** Input for this task follows **

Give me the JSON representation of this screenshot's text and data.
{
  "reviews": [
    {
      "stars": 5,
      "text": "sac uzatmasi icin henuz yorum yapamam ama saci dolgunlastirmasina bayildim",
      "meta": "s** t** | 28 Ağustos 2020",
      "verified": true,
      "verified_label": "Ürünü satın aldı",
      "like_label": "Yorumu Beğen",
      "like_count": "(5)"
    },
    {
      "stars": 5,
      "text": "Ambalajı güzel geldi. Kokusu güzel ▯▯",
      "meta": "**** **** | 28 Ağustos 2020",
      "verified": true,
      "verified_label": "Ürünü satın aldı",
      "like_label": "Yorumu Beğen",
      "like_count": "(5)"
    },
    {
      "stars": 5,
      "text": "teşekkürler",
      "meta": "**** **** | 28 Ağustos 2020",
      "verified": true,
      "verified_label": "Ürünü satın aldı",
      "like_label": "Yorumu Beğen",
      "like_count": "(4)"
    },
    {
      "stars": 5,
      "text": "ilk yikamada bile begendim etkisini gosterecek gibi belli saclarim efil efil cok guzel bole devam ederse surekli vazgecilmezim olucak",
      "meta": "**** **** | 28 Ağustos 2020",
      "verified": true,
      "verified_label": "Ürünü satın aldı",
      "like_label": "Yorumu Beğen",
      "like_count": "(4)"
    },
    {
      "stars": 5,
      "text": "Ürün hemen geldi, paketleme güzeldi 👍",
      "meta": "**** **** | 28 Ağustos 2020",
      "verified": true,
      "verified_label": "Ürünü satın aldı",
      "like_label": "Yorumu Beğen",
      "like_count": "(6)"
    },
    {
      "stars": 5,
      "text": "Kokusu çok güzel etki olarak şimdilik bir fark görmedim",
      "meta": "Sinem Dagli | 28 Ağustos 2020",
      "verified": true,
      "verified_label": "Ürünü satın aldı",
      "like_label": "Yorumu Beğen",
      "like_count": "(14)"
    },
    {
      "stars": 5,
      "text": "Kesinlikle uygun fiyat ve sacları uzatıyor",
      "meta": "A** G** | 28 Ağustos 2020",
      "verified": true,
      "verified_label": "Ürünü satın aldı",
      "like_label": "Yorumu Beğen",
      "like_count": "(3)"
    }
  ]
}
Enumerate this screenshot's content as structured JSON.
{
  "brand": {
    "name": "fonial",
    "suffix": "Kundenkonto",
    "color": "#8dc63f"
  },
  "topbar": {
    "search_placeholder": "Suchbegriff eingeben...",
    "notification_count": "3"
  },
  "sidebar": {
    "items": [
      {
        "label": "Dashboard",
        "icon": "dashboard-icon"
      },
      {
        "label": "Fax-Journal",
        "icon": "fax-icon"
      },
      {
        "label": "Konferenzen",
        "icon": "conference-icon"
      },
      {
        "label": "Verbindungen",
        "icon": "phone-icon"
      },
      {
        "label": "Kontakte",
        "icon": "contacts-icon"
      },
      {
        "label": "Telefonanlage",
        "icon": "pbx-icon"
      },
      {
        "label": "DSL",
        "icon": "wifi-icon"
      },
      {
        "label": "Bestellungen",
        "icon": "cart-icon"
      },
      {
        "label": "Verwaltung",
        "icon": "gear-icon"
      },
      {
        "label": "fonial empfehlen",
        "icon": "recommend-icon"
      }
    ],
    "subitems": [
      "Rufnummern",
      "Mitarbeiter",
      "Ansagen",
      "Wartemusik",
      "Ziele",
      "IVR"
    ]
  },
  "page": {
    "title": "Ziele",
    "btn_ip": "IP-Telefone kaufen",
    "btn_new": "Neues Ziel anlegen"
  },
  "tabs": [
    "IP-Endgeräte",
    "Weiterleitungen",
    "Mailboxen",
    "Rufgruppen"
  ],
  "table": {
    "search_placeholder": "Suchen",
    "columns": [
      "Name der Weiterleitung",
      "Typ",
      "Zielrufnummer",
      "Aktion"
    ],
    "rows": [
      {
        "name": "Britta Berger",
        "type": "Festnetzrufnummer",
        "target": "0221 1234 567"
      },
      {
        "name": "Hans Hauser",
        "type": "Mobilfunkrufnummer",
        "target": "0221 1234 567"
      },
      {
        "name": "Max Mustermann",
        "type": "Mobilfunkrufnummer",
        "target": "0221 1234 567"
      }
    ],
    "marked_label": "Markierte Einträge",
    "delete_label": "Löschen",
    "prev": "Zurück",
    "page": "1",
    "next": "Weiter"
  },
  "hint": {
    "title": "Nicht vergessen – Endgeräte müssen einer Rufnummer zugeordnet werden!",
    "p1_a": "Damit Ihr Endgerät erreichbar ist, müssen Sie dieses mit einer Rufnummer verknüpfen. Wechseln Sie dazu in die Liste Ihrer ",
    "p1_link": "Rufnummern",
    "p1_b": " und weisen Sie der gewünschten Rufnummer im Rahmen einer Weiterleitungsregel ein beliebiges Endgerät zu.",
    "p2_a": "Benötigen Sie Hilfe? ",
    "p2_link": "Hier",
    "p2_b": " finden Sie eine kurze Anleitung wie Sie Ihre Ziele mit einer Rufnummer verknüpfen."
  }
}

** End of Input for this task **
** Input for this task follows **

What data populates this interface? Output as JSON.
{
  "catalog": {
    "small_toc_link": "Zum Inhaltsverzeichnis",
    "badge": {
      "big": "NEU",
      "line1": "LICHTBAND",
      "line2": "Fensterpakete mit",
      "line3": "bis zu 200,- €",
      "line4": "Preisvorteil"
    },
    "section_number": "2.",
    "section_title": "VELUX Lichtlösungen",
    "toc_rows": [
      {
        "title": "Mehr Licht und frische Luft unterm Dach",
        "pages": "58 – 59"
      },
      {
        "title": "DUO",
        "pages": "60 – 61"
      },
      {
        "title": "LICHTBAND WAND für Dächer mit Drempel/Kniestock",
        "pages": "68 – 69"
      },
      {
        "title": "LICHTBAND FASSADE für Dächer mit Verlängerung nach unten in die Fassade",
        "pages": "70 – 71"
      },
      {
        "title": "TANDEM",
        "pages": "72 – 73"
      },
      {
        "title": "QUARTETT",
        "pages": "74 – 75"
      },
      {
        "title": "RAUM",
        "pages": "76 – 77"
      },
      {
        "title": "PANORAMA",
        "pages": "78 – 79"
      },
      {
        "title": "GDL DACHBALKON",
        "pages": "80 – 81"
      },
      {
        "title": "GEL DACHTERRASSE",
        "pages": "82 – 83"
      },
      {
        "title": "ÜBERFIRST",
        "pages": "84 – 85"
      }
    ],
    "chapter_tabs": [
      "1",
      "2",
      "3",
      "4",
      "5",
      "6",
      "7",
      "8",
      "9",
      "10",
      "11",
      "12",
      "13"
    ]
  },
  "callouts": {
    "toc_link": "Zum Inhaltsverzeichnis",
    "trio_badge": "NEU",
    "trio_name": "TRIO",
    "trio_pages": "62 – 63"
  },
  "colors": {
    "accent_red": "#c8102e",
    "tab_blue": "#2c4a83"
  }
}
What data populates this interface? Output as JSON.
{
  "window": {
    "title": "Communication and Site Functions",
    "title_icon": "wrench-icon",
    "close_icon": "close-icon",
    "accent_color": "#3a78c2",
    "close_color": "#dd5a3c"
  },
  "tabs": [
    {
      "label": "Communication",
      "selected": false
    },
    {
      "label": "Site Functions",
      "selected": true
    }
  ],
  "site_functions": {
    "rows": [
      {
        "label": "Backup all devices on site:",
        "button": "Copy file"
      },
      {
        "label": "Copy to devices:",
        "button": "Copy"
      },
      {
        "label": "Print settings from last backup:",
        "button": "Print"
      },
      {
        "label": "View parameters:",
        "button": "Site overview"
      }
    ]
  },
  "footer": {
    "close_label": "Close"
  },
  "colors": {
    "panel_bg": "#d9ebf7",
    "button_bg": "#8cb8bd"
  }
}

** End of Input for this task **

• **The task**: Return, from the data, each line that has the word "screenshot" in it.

• **Solved exercise**:
Give me the JSON representation of this screenshot's text and data.
Enumerate this screenshot's content as structured JSON.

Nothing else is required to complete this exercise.